# TASK ITEM
Scan the listing that follows and report how many lines contain "favicon". Write the number alone.

--- --- ---

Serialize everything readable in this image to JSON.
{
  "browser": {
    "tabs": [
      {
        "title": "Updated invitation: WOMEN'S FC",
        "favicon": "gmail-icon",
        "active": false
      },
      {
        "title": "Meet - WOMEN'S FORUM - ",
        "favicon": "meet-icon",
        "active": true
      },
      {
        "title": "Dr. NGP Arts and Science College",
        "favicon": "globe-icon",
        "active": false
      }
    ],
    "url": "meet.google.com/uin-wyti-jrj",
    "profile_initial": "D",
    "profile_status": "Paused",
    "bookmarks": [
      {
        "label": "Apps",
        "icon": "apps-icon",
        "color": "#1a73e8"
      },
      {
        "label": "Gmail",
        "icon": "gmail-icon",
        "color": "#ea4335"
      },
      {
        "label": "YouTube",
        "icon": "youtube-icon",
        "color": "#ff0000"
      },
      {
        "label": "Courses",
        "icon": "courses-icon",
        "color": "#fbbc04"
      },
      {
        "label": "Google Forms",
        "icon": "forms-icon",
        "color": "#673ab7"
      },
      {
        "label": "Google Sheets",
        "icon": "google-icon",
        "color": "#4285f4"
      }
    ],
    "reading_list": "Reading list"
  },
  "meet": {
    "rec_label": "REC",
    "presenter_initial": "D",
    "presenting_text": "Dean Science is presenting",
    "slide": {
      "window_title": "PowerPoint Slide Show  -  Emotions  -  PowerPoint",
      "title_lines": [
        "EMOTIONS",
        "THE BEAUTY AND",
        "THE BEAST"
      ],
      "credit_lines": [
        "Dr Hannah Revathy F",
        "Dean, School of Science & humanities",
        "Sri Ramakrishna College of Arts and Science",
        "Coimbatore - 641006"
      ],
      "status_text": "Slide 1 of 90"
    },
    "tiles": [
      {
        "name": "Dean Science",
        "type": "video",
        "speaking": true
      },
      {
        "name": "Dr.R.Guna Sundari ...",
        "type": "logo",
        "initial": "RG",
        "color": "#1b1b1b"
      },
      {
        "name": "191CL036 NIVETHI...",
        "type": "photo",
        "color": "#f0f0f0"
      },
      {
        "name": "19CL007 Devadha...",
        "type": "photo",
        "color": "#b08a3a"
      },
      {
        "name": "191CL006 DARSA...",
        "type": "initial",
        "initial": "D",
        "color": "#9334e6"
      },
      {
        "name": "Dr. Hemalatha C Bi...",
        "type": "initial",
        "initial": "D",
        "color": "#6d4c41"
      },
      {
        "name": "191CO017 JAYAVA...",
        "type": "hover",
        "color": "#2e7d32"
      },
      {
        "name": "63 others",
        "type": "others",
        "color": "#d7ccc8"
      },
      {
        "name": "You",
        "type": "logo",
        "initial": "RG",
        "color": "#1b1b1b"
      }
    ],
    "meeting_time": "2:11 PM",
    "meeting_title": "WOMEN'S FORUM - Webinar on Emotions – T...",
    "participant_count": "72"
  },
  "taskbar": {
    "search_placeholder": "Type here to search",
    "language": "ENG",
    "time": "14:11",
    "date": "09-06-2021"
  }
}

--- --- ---

# RESPONSE TO THIS TASK
3